Along with fellow participant Neil we spent the day learning some signwriting skills from Wayne, chatting about letters and sharing plenty of tea and biscuits. It was an early start on a cold morning. I arrived in Sudbury end of the line just as the sun was creeping over the horizon.
Score A Impact potential Does it have the potential to increase gender diversity in Wikimedia projects, either in terms of content, contributors, or both? Does it have the potential for online impact? Can it be sustained, scaled, or adapted elsewhere after the grant ends?
Does it have community support? I am not sure that it fits Wikimedia's strategic priorities. It will be probably more useful outside the Wikimedia environment. Its online impact is also doubtful as there is a controversy regarding the usefulness of Sutton's system in general.
It does have a potential for online impact, and is especially good for scaling elsewhere outside Wikimedia projects. The success can be measured but there are risks that few people will really use the developed font or that the software developers will adopt it.
The approach is more iterative than innovative. Risks are much greater than potential impact.
If proposed characters are not accepted into Unicode, this proposal will fail. If this proposal requires significant changes to MediaWiki core and there are no WMF devs available, it will fail.
It is not the only font for sign language, and there signwriting alphabet sign no proof community will prefer this font over any others. The project and its budget is essentially a sum of two unrelated projects: The budget is probably realistic except for the training part which heavily depends on success of the first part.
Major part of the budget is dedicated to development of Unicode characters and is poorly explained. There is some community engagement and community support. Andyes, it does support diversity. Plus for diversity and minus for the lack of endorsements: I hoped to see more involvement of other editors and readers.
There is no large public discussion or analysis. On one hand, it is very good for diversity. On the other hand, it looks very much like selling the system to a community, not vice versa. I don't see an impact for Wikimedia projects. Basically I agree with the comment of Blue Rasberry.
The development of these fonts make sense if there will be a sign language Wikipedia, but at the moment the outcome seems to me to be only to advantage the Sutton Foundation. Given the budgetary constraints we have, I'm recommending that we only fund the technology portion.
A separate project should be funded for the training portion. I'm concerned about the focus on VOLT and would like to see more focus on adapting Unicode with the needed characters. Note that this comment in phabricator would have helped, some.
After reading more about the schedule, I think this should be focused on making MW work with the font and then a second project should handle the education and training bit.
Unfortunately I cannot recommend it for funding. First, it does not seem to be strongly related to the Wikimedia priorities. Second, the usefulness of the Sutton's system is not without doubt. In case the font development is funded it should be at least separated from the training.
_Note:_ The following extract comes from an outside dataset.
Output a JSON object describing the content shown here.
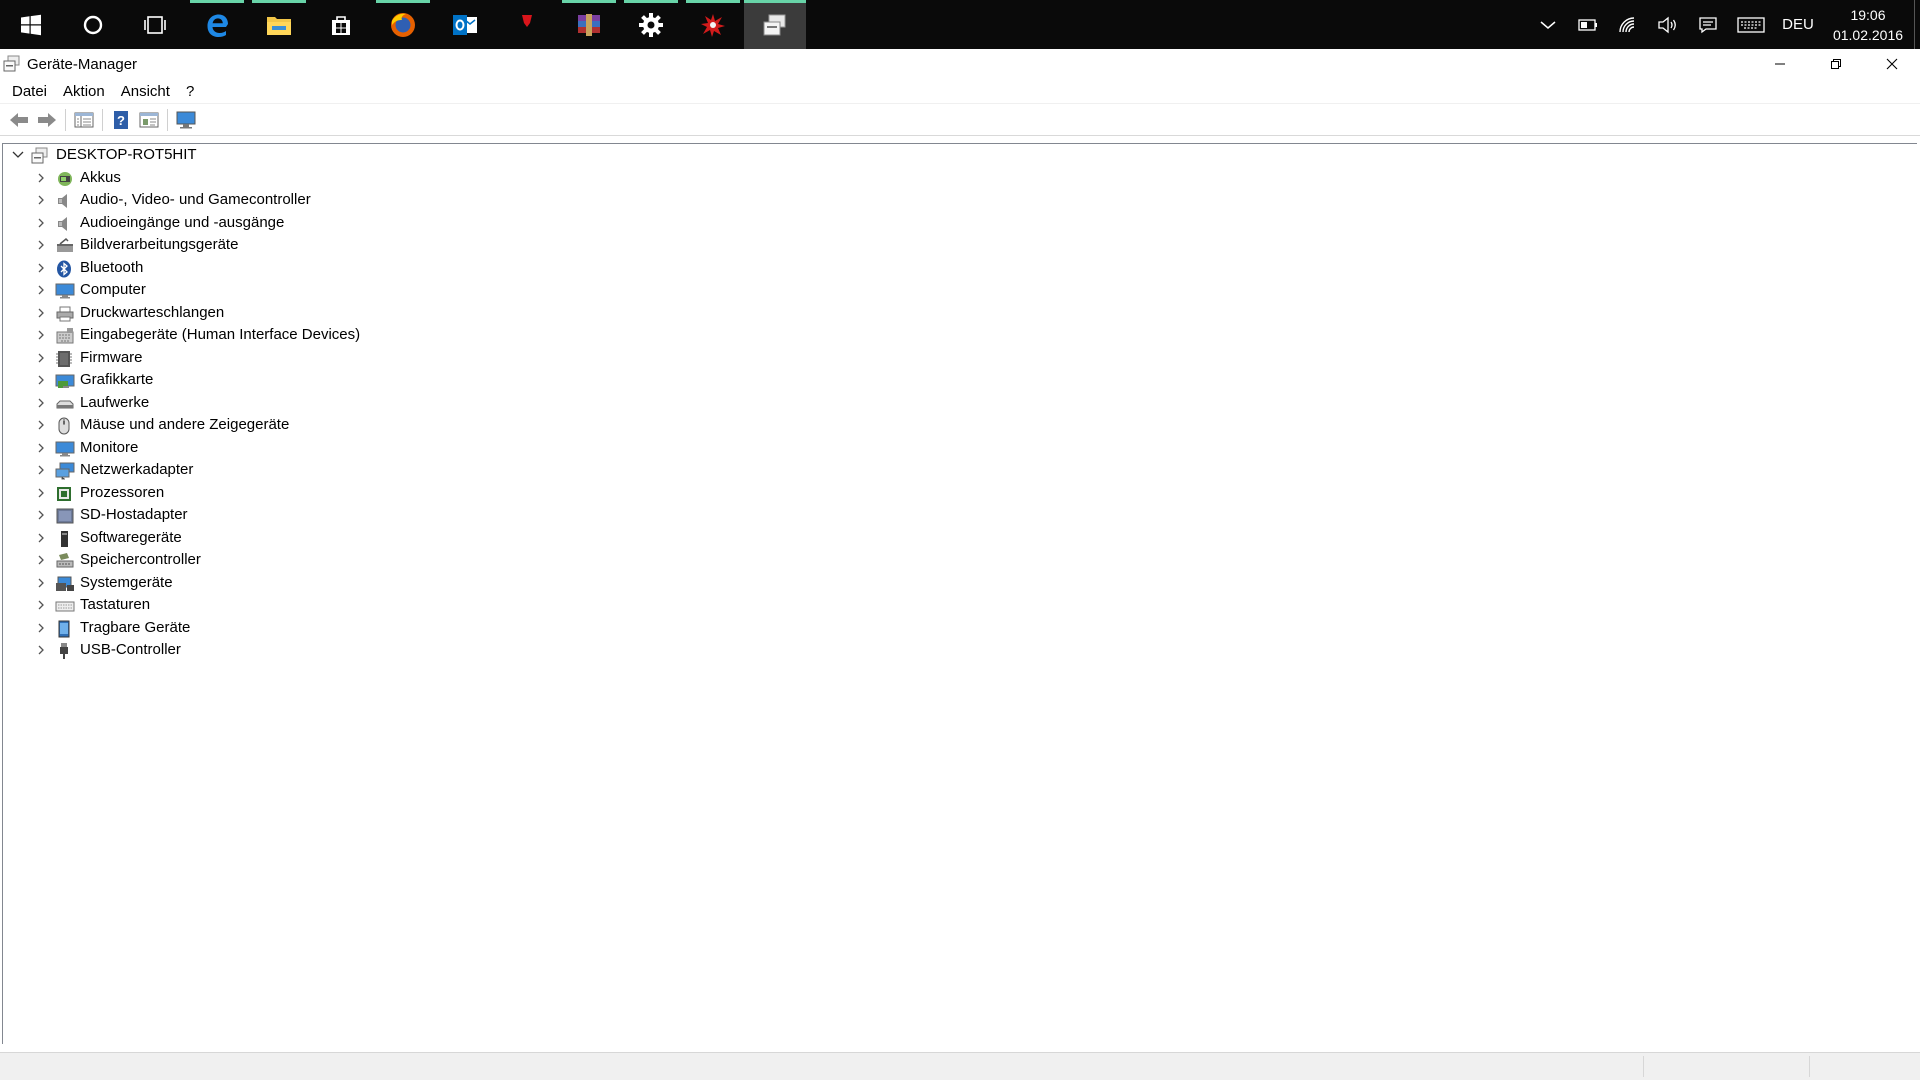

Only after the font is developed, tested and incorporated into the software should further funding be provided for any training sessions. The impact is quite limited, the writing itself isn't globally adopted and I see lack of endorsement: Big costs of Font Developer: No serious analysis showing that people are interested in editing or improving ASL Wikipedia.
I don't think we are a good funder for this.Sutton SignWriting, or simply, SignWriting, is a system of writing sign languages. It is highly featural and visually iconic, both in the shapes of the characters, which are abstract pictures of the hands, face, and body, and in their spatial arrangement on the page, which does not follow a sequential order like the letters that make up written.
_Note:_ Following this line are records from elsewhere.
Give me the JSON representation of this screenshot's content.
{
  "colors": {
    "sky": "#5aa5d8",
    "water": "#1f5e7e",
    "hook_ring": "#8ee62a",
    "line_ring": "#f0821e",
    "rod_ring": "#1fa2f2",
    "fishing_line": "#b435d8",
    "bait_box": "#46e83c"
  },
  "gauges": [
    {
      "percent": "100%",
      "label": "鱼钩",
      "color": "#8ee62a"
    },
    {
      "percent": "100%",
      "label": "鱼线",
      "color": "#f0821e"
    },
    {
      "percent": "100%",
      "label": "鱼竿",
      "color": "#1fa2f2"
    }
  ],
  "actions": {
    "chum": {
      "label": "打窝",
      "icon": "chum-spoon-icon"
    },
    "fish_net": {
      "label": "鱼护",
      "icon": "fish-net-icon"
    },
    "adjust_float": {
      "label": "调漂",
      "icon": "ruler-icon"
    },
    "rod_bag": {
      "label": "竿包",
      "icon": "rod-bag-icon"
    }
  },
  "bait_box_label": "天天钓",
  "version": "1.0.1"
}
This page perfect bound reference manual devotes a full page to each of the hand symbols of the International SignWriting Alphabet (ISWA ), used to write over 40 sign languages in the SignWriting barnweddingvt.com: Valerie Sutton, Adam Frost. Our Alphabet Stencils Page includes Stencils from different types of Alphabets and Different styles of writing, or font types.
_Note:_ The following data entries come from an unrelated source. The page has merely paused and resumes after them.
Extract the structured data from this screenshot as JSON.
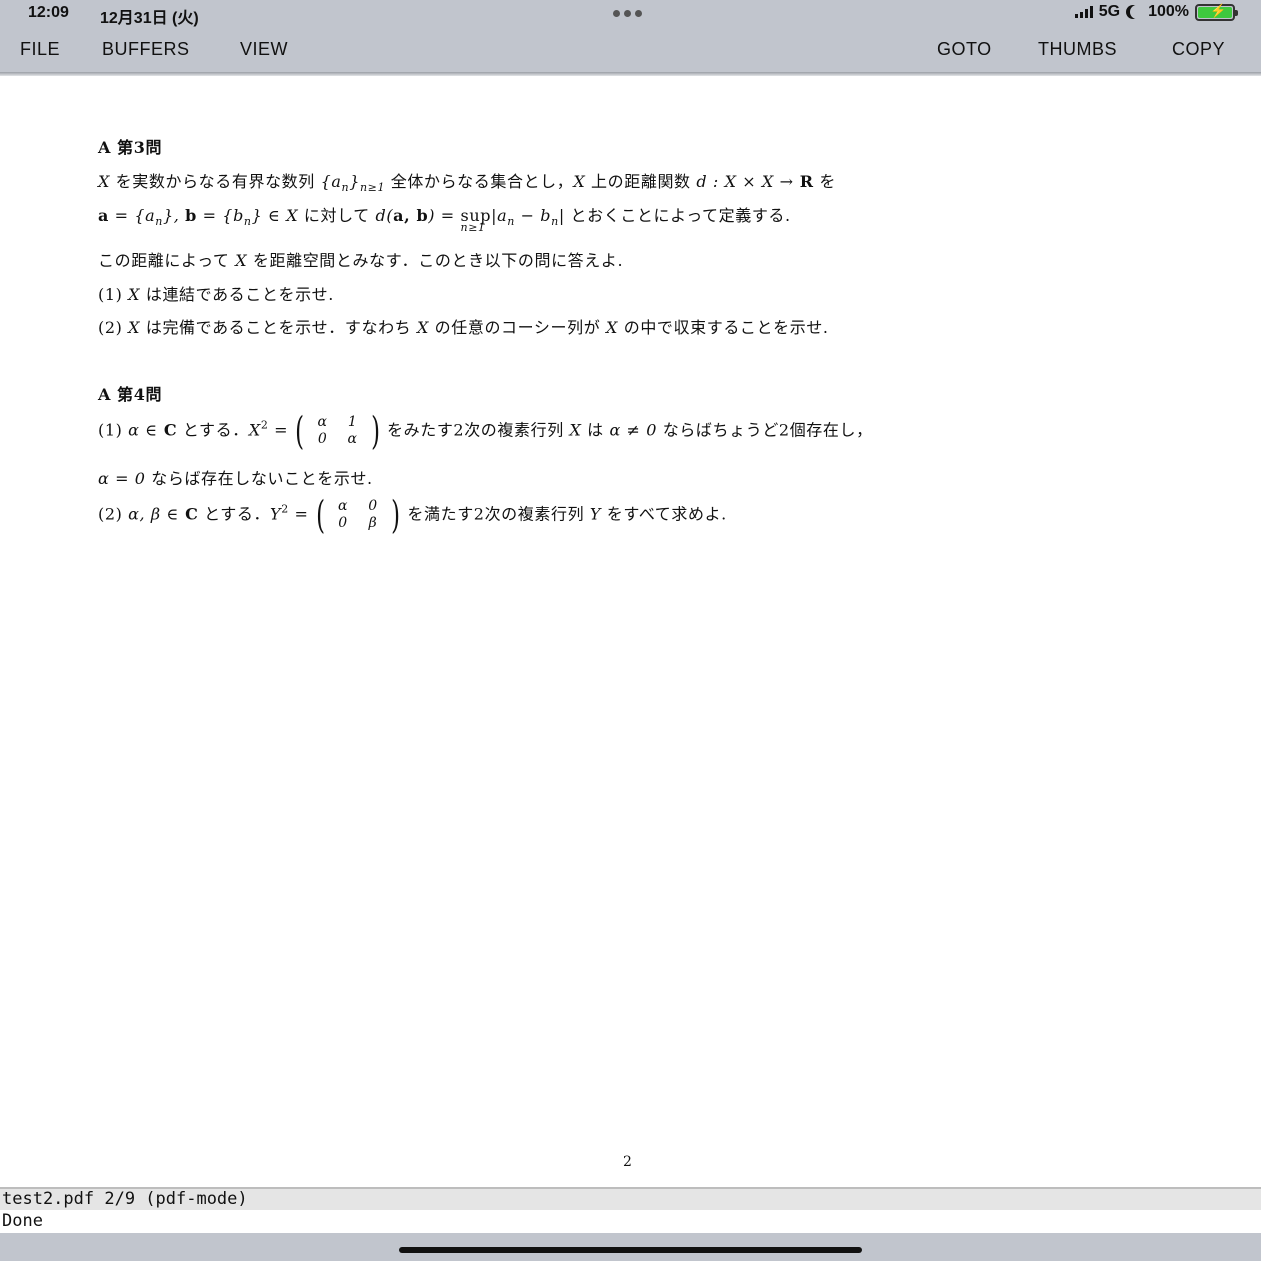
{
  "status": {
    "time": "12:09",
    "date": "12月31日 (火)",
    "network": "5G",
    "battery": "100%"
  },
  "menu": {
    "left": [
      "FILE",
      "BUFFERS",
      "VIEW"
    ],
    "right": [
      "GOTO",
      "THUMBS",
      "COPY"
    ]
  },
  "document": {
    "p3": {
      "heading": "A 第3問",
      "l1a": "X",
      "l1b": " を実数からなる有界な数列 ",
      "l1c": "{a",
      "l1d": "n",
      "l1e": "}",
      "l1f": "n≥1",
      "l1g": " 全体からなる集合とし，",
      "l1h": "X",
      "l1i": " 上の距離関数 ",
      "l1j": "d : X × X →",
      "l1k": " R",
      "l1l": " を",
      "l2a": "a",
      "l2b": " = {a",
      "l2c": "n",
      "l2d": "}, ",
      "l2e": "b",
      "l2f": " = {b",
      "l2g": "n",
      "l2h": "} ∈ X",
      "l2i": " に対して ",
      "l2j": "d(",
      "l2k": "a, b",
      "l2l": ") = ",
      "l2m": "sup",
      "l2n": "n≥1",
      "l2o": "|a",
      "l2p": "n",
      "l2q": " − b",
      "l2r": "n",
      "l2s": "|",
      "l2t": " とおくことによって定義する.",
      "l3a": "この距離によって ",
      "l3b": "X",
      "l3c": " を距離空間とみなす．このとき以下の問に答えよ.",
      "q1a": "(1) ",
      "q1b": "X",
      "q1c": " は連結であることを示せ.",
      "q2a": "(2) ",
      "q2b": "X",
      "q2c": " は完備であることを示せ．すなわち ",
      "q2d": "X",
      "q2e": " の任意のコーシー列が ",
      "q2f": "X",
      "q2g": " の中で収束することを示せ."
    },
    "p4": {
      "heading": "A 第4問",
      "q1a": "(1) ",
      "q1b": "α ∈",
      "q1c": " C",
      "q1d": " とする．",
      "q1e": "X",
      "q1f": "2",
      "q1g": " =",
      "m1": [
        "α",
        "1",
        "0",
        "α"
      ],
      "q1h": "をみたす2次の複素行列 ",
      "q1i": "X",
      "q1j": " は ",
      "q1k": "α ≠ 0",
      "q1l": " ならばちょうど2個存在し，",
      "q1m": "α = 0",
      "q1n": " ならば存在しないことを示せ.",
      "q2a": "(2) ",
      "q2b": "α, β ∈",
      "q2c": " C",
      "q2d": " とする．",
      "q2e": "Y",
      "q2f": "2",
      "q2g": " =",
      "m2": [
        "α",
        "0",
        "0",
        "β"
      ],
      "q2h": "を満たす2次の複素行列 ",
      "q2i": "Y",
      "q2j": " をすべて求めよ."
    },
    "page_number": "2"
  },
  "modeline": "test2.pdf 2/9 (pdf-mode)",
  "echo": "Done"
}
From Sign Language to Chinese there's . SignWriting uses a code system to represent each signed word in much the same way that Spanish or English use a phonemic alphabet to transcribe the sounds of speech that form each spoken word.
Metaphorically speaking, we may best describe SignWriting as "visually phonetic". Sutton Movement Writing is the International Movement Writing Alphabet (the IMWA).
Typed by computer or written by hand, the IMWA is used to record all human and animal gesture. Typed by computer or written by hand, the IMWA is used to record all human and animal gesture.
Alphabet Signs have a wealth of experience and the ability to handle your signage package from idea to installation.